I’m not sure if you noticed, or are reading this blog from one of the syndication sites it gets copied too (like Planet Eclipse, or the Wind River Blog Network). But if you check back to the original site and scroll down a bit, you’ll see a new panel called the FEEDJIT Live Traffic Feed. I know people express concerns about web things following them, and if I get enough negative response to it I’ll pull it off. But in the meantime, I’m spellbound by this feature.

I’m learning quite a lot about the audience for this blog. The traffic feed gives me the city that where the person was, which is spread throughout the world, as well as a hint at how they got to my site. A few people come directly, I guess from an RSS reader where they’ve subscribed one way or another (Thank you!). More often, though, people end up here based on google searches, and I get the snippet that they were searching for! Creepy, but very useful.

So what are people searching for that pulls up my site? Well a lot of it lately has been the topics I’m most interested in lately, and that’s CDT for Windows development, including Windows cross to Linux. It’s good to see the interest from the community on that and I am continuing working on Wascana 1.0 as I write this (SDL is building in the background). I also often get a few queries on the Subversion Eclipse plug-in wars (I hate both right now, go git!). And you get the odd one looking for help, like today’s “eclipse CDT autocomplete crap” (yeah, it has issues if you’re environment isn’t set up).

Anyway, it’s pretty interesting to watch, and it humbles me immensely to see people from around the world reading what I write, especially when the google search reveals they searched for me by name. But I love to write and share my thoughts and I really appreciate it when people leave comments.
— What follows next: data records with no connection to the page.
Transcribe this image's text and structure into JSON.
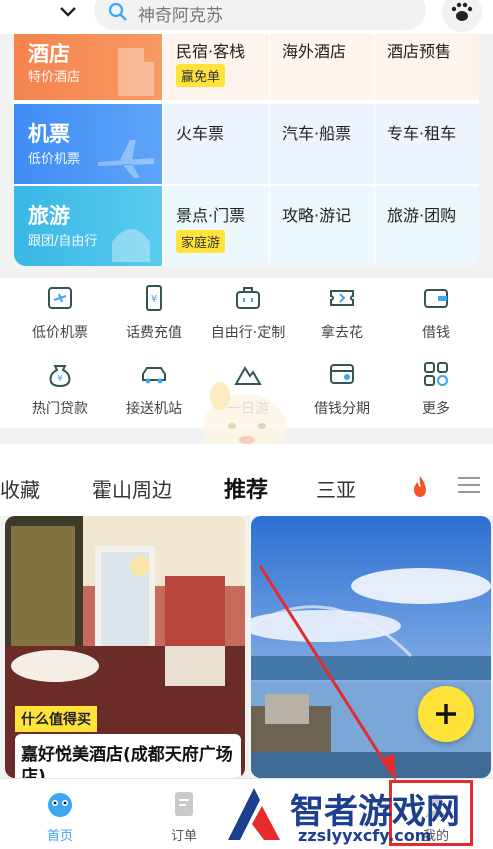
{
  "header": {
    "search_placeholder": "神奇阿克苏"
  },
  "services": [
    {
      "lead": {
        "title": "酒店",
        "subtitle": "特价酒店"
      },
      "cells": [
        {
          "label": "民宿·客栈",
          "tag": "赢免单"
        },
        {
          "label": "海外酒店",
          "tag": ""
        },
        {
          "label": "酒店预售",
          "tag": ""
        }
      ]
    },
    {
      "lead": {
        "title": "机票",
        "subtitle": "低价机票"
      },
      "cells": [
        {
          "label": "火车票",
          "tag": ""
        },
        {
          "label": "汽车·船票",
          "tag": ""
        },
        {
          "label": "专车·租车",
          "tag": ""
        }
      ]
    },
    {
      "lead": {
        "title": "旅游",
        "subtitle": "跟团/自由行"
      },
      "cells": [
        {
          "label": "景点·门票",
          "tag": "家庭游"
        },
        {
          "label": "攻略·游记",
          "tag": ""
        },
        {
          "label": "旅游·团购",
          "tag": ""
        }
      ]
    }
  ],
  "quick_icons": [
    {
      "label": "低价机票",
      "icon": "flight-ticket-icon"
    },
    {
      "label": "话费充值",
      "icon": "phone-recharge-icon"
    },
    {
      "label": "自由行·定制",
      "icon": "suitcase-icon"
    },
    {
      "label": "拿去花",
      "icon": "ticket-icon"
    },
    {
      "label": "借钱",
      "icon": "wallet-icon"
    },
    {
      "label": "热门贷款",
      "icon": "money-bag-icon"
    },
    {
      "label": "接送机站",
      "icon": "car-icon"
    },
    {
      "label": "一日游",
      "icon": "mountain-icon"
    },
    {
      "label": "借钱分期",
      "icon": "card-user-icon"
    },
    {
      "label": "更多",
      "icon": "grid-more-icon"
    }
  ],
  "feed_tabs": [
    {
      "label": "收藏",
      "active": false
    },
    {
      "label": "霍山周边",
      "active": false
    },
    {
      "label": "推荐",
      "active": true
    },
    {
      "label": "三亚",
      "active": false
    }
  ],
  "cards": [
    {
      "tag": "什么值得买",
      "title": "嘉好悦美酒店(成都天府广场店)"
    }
  ],
  "bottom_nav": [
    {
      "label": "首页",
      "active": true
    },
    {
      "label": "订单",
      "active": false
    },
    {
      "label": "我的",
      "active": false
    }
  ],
  "watermark": {
    "title": "智者游戏网",
    "url": "zzslyyxcfy.com"
  },
  "colors": {
    "accent_yellow": "#ffe23a",
    "hotel": "#f6834e",
    "flight": "#3e8cf6",
    "travel": "#39b7e6",
    "highlight_box": "#e52b2b"
  }
}
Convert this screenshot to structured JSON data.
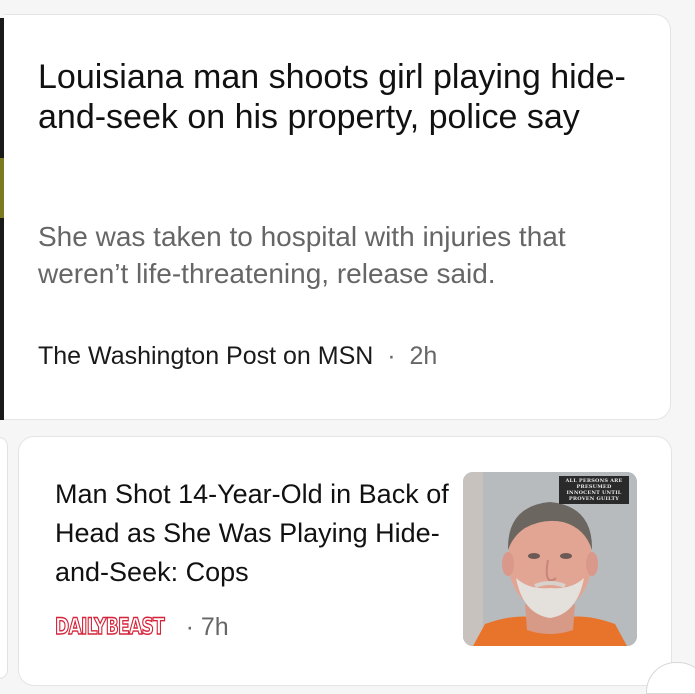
{
  "feed": {
    "articles": [
      {
        "title": "Louisiana man shoots girl playing hide-and-seek on his property, police say",
        "summary": "She was taken to hospital with injuries that weren’t life-threatening, release said.",
        "source": "The Washington Post on MSN",
        "separator": "·",
        "time": "2h"
      },
      {
        "title": "Man Shot 14-Year-Old in Back of Head as She Was Playing Hide-and-Seek: Cops",
        "source_logo": "DAILYBEAST",
        "separator": "·",
        "time": "7h",
        "thumbnail": {
          "icon": "mugshot-photo",
          "stamp": "ALL PERSONS ARE PRESUMED INNOCENT UNTIL PROVEN GUILTY"
        }
      }
    ]
  },
  "colors": {
    "title": "#111111",
    "summary": "#666666",
    "logo_red": "#d6243a",
    "card_border": "#e4e4e4",
    "page_background": "#f6f6f6"
  }
}
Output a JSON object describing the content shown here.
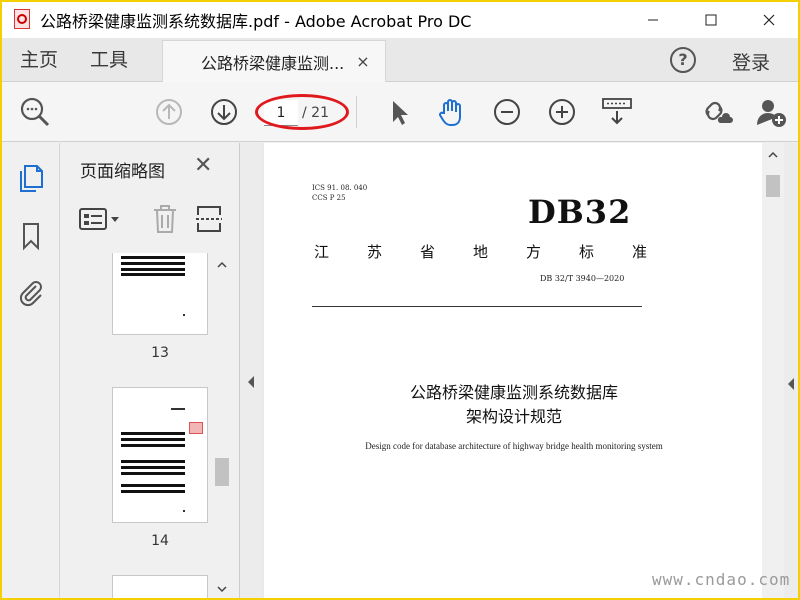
{
  "window": {
    "title": "公路桥梁健康监测系统数据库.pdf - Adobe Acrobat Pro DC"
  },
  "tabs": {
    "home": "主页",
    "tools": "工具",
    "document": "公路桥梁健康监测...",
    "close_glyph": "×",
    "login": "登录",
    "help_glyph": "?"
  },
  "toolbar": {
    "current_page": "1",
    "page_total": "/ 21"
  },
  "panel": {
    "title": "页面缩略图",
    "close_glyph": "✕",
    "thumbnails": [
      {
        "page": "13"
      },
      {
        "page": "14"
      }
    ]
  },
  "document": {
    "ics": "ICS  91. 08. 040",
    "ccs": "CCS  P  25",
    "standard_code": "DB32",
    "province_label": "江苏省地方标准",
    "standard_number": "DB 32/T 3940—2020",
    "title_line1": "公路桥梁健康监测系统数据库",
    "title_line2": "架构设计规范",
    "title_english": "Design code for database architecture of highway bridge health monitoring system"
  },
  "watermark": "www.cndao.com",
  "colors": {
    "highlight_oval": "#e0191e",
    "frame": "#ffd600",
    "accent_blue": "#1f6fd1"
  }
}
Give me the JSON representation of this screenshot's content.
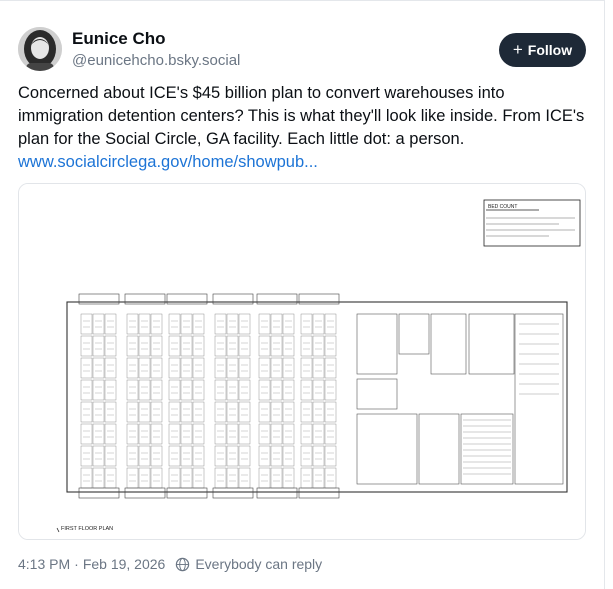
{
  "author": {
    "name": "Eunice Cho",
    "handle": "@eunicehcho.bsky.social"
  },
  "follow_button": {
    "icon": "plus-icon",
    "label": "Follow"
  },
  "post": {
    "text": "Concerned about ICE's $45 billion plan to convert warehouses into immigration detention centers? This is what they'll look like inside. From ICE's plan for the Social Circle, GA facility. Each little dot: a person.",
    "link": "www.socialcirclega.gov/home/showpub..."
  },
  "floor_plan": {
    "title": "FIRST FLOOR PLAN",
    "bed_count_title": "BED COUNT"
  },
  "meta": {
    "time": "4:13 PM",
    "separator": "·",
    "date": "Feb 19, 2026",
    "reply_icon": "globe-icon",
    "reply_setting": "Everybody can reply"
  },
  "colors": {
    "follow_bg": "#1e2937",
    "link": "#1d74d6",
    "muted": "#6b7684"
  }
}
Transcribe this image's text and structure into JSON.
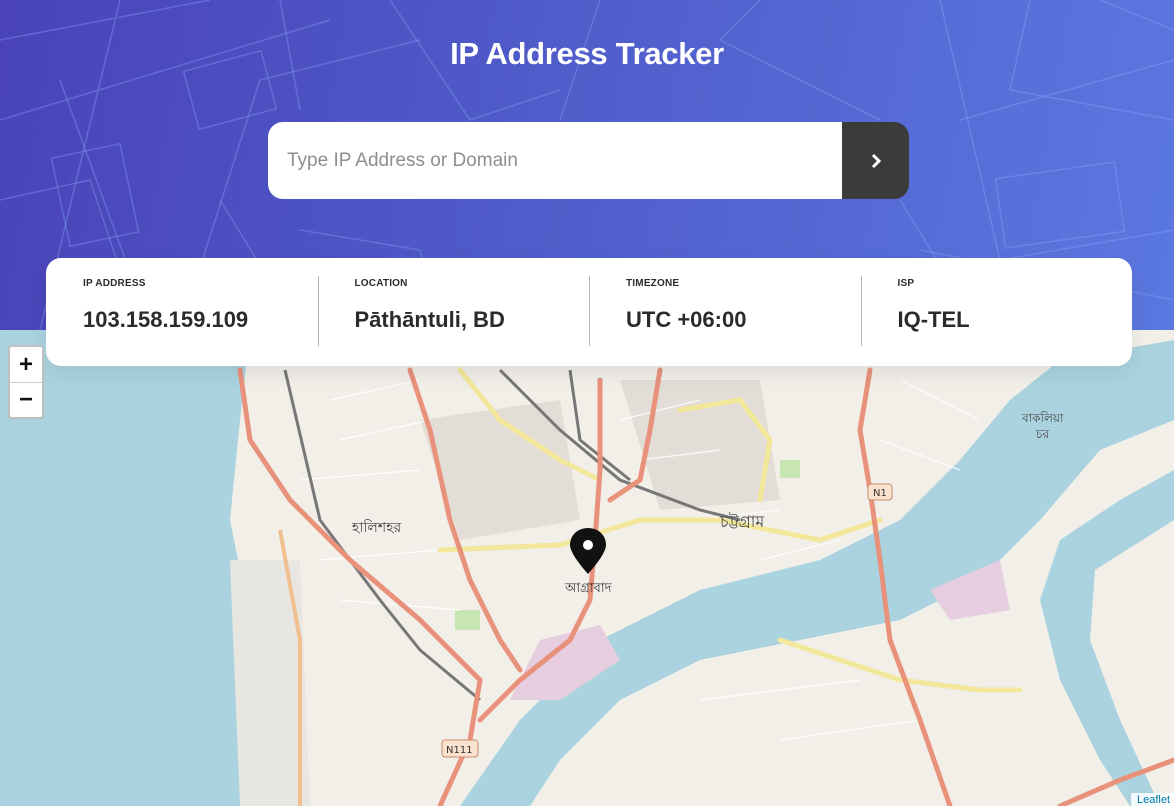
{
  "header": {
    "title": "IP Address Tracker"
  },
  "search": {
    "placeholder": "Type IP Address or Domain",
    "value": "",
    "submit_icon": "chevron-right-icon"
  },
  "info": {
    "ip_label": "IP ADDRESS",
    "ip_value": "103.158.159.109",
    "location_label": "LOCATION",
    "location_value": "Pāthāntuli, BD",
    "timezone_label": "TIMEZONE",
    "timezone_value": "UTC +06:00",
    "isp_label": "ISP",
    "isp_value": "IQ-TEL"
  },
  "map": {
    "zoom_in": "+",
    "zoom_out": "−",
    "marker_icon": "location-pin-icon",
    "marker_label": "আগ্রাবাদ",
    "labels": {
      "city": "চট্টগ্রাম",
      "halishahar": "হালিশহর",
      "bakalia_1": "বাকলিয়া",
      "bakalia_2": "চর",
      "n1": "N1",
      "n111": "N111"
    },
    "attribution": "Leaflet"
  },
  "colors": {
    "header_gradient_start": "#4a43b8",
    "header_gradient_end": "#5b78e0",
    "button_dark": "#3b3b3b",
    "text_dark": "#2b2b2b",
    "water": "#aad3df",
    "land": "#f2efe9",
    "primary_road": "#e8927c",
    "secondary_road": "#f7fabf"
  }
}
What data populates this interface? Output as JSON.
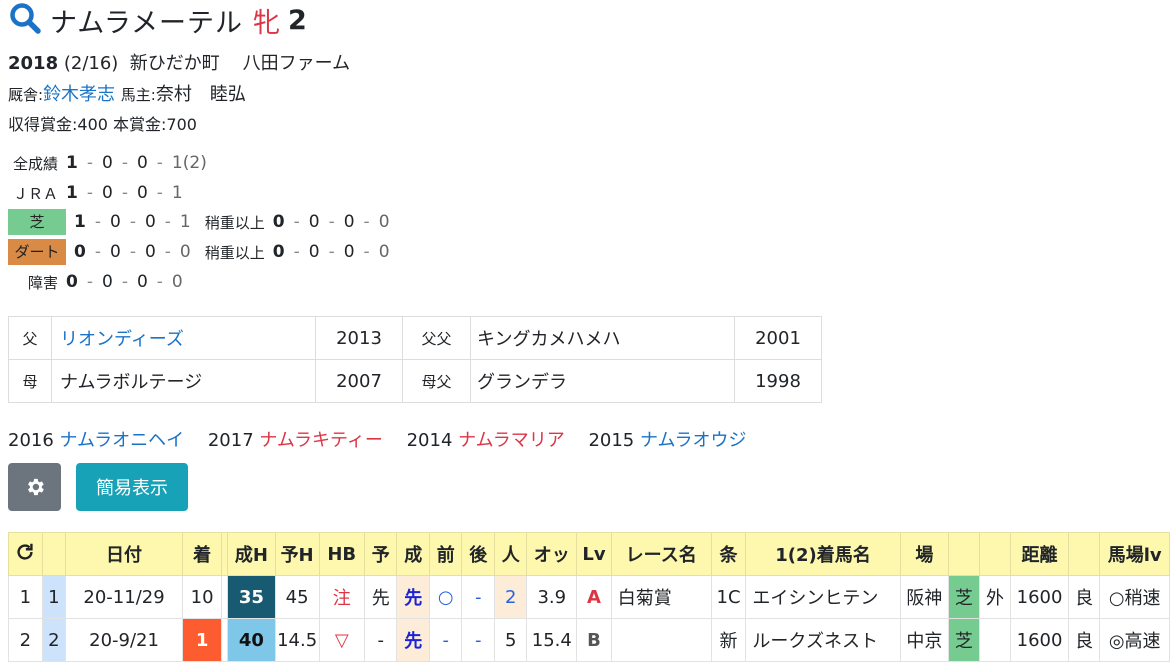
{
  "horse": {
    "name": "ナムラメーテル",
    "sex": "牝",
    "age": "2",
    "birth_year": "2018",
    "birth_date": "(2/16)",
    "birthplace": "新ひだか町",
    "breeder": "八田ファーム",
    "trainer_label": "厩舎:",
    "trainer": "鈴木孝志",
    "owner_label": "馬主:",
    "owner": "奈村　睦弘",
    "prize_line": "収得賞金:400 本賞金:700"
  },
  "records": [
    {
      "label": "全成績",
      "w": "1",
      "s": "0",
      "t": "0",
      "o": "1",
      "extra_o": " (2)"
    },
    {
      "label": "ＪＲＡ",
      "w": "1",
      "s": "0",
      "t": "0",
      "o": "1"
    },
    {
      "label": "芝",
      "w": "1",
      "s": "0",
      "t": "0",
      "o": "1",
      "sub_label": "稍重以上",
      "sw": "0",
      "ss": "0",
      "st": "0",
      "so": "0"
    },
    {
      "label": "ダート",
      "w": "0",
      "s": "0",
      "t": "0",
      "o": "0",
      "sub_label": "稍重以上",
      "sw": "0",
      "ss": "0",
      "st": "0",
      "so": "0"
    },
    {
      "label": "障害",
      "w": "0",
      "s": "0",
      "t": "0",
      "o": "0"
    }
  ],
  "pedigree": {
    "sire_label": "父",
    "sire": "リオンディーズ",
    "sire_year": "2013",
    "sire_sire_label": "父父",
    "sire_sire": "キングカメハメハ",
    "sire_sire_year": "2001",
    "dam_label": "母",
    "dam": "ナムラボルテージ",
    "dam_year": "2007",
    "dam_sire_label": "母父",
    "dam_sire": "グランデラ",
    "dam_sire_year": "1998"
  },
  "siblings": [
    {
      "year": "2016",
      "name": "ナムラオニヘイ",
      "color": "#1a73c7"
    },
    {
      "year": "2017",
      "name": "ナムラキティー",
      "color": "#dc3545"
    },
    {
      "year": "2014",
      "name": "ナムラマリア",
      "color": "#dc3545"
    },
    {
      "year": "2015",
      "name": "ナムラオウジ",
      "color": "#1a73c7"
    }
  ],
  "buttons": {
    "settings_icon": "gear-icon",
    "simple_view": "簡易表示"
  },
  "table": {
    "headers": [
      "日付",
      "着",
      "成H",
      "予H",
      "HB",
      "予",
      "成",
      "前",
      "後",
      "人",
      "オッ",
      "Lv",
      "レース名",
      "条",
      "1(2)着馬名",
      "場",
      "距離",
      "馬場lv"
    ],
    "rows": [
      {
        "no": "1",
        "rn": "1",
        "date": "20-11/29",
        "rank": "10",
        "seiH": "35",
        "yoH": "45",
        "hb": "注",
        "yo": "先",
        "sei": "先",
        "mae": "○",
        "ato": "-",
        "ninki": "2",
        "odds": "3.9",
        "lv": "A",
        "race": "白菊賞",
        "cond": "1C",
        "winner": "エイシンヒテン",
        "course": "阪神",
        "surface": "芝",
        "inout": "外",
        "dist": "1600",
        "going": "良",
        "baba": "○稍速"
      },
      {
        "no": "2",
        "rn": "2",
        "date": "20-9/21",
        "rank": "1",
        "seiH": "40",
        "yoH": "14.5",
        "hb": "▽",
        "yo": "-",
        "sei": "先",
        "mae": "-",
        "ato": "-",
        "ninki": "5",
        "odds": "15.4",
        "lv": "B",
        "race": "",
        "cond": "新",
        "winner": "ルークズネスト",
        "course": "中京",
        "surface": "芝",
        "inout": "",
        "dist": "1600",
        "going": "良",
        "baba": "◎高速"
      }
    ]
  },
  "colors": {
    "turf": "#76cc90",
    "dirt": "#d98a45",
    "accent": "#17a2b8",
    "header_bg": "#fdf8ad"
  }
}
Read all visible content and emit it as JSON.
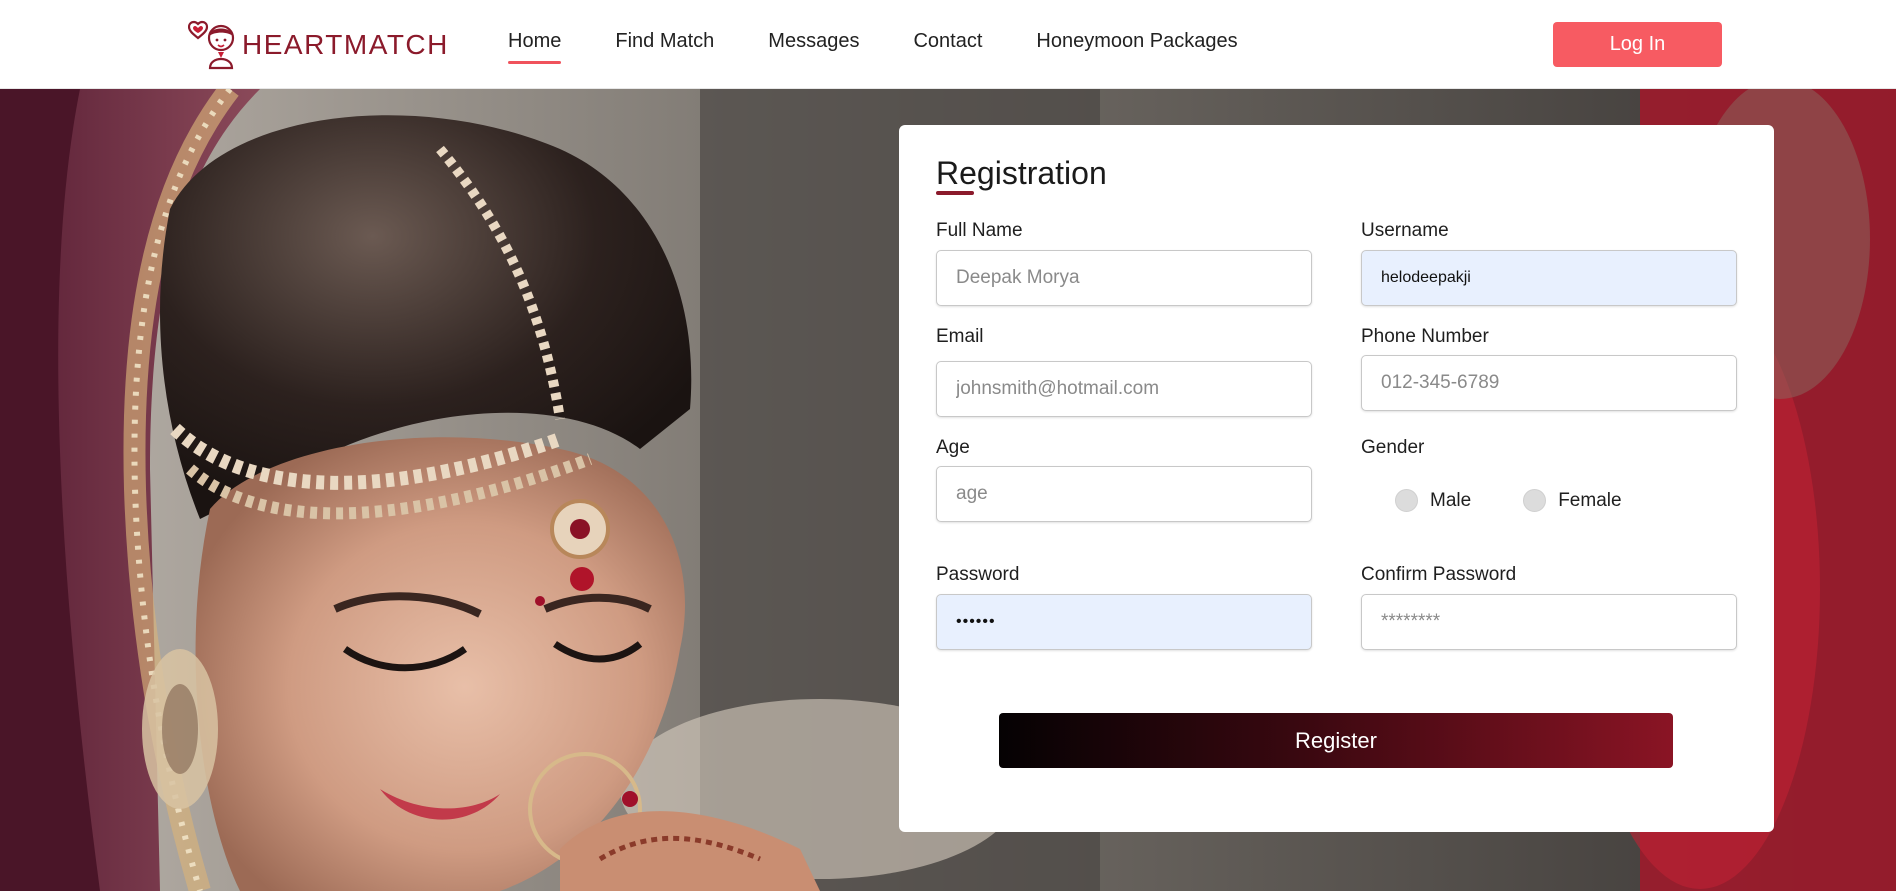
{
  "brand": {
    "name": "HEARTMATCH",
    "color": "#8b1a2b"
  },
  "nav": {
    "links": [
      {
        "label": "Home",
        "active": true
      },
      {
        "label": "Find Match",
        "active": false
      },
      {
        "label": "Messages",
        "active": false
      },
      {
        "label": "Contact",
        "active": false
      },
      {
        "label": "Honeymoon Packages",
        "active": false
      }
    ],
    "login_label": "Log In",
    "accent_color": "#f75b62"
  },
  "registration": {
    "title": "Registration",
    "full_name": {
      "label": "Full Name",
      "placeholder": "Deepak Morya",
      "value": ""
    },
    "username": {
      "label": "Username",
      "placeholder": "",
      "value": "helodeepakji"
    },
    "email": {
      "label": "Email",
      "placeholder": "johnsmith@hotmail.com",
      "value": ""
    },
    "phone": {
      "label": "Phone Number",
      "placeholder": "012-345-6789",
      "value": ""
    },
    "age": {
      "label": "Age",
      "placeholder": "age",
      "value": ""
    },
    "gender": {
      "label": "Gender",
      "options": [
        "Male",
        "Female"
      ]
    },
    "password": {
      "label": "Password",
      "placeholder": "",
      "value": "••••••"
    },
    "confirm_password": {
      "label": "Confirm Password",
      "placeholder": "********",
      "value": ""
    },
    "register_label": "Register"
  }
}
Whether I agree with them or not, I always learn something from what they put there. It’s a lot of fun and I encourage everyone to do the same. There will always be someone out there interested in what you have to say.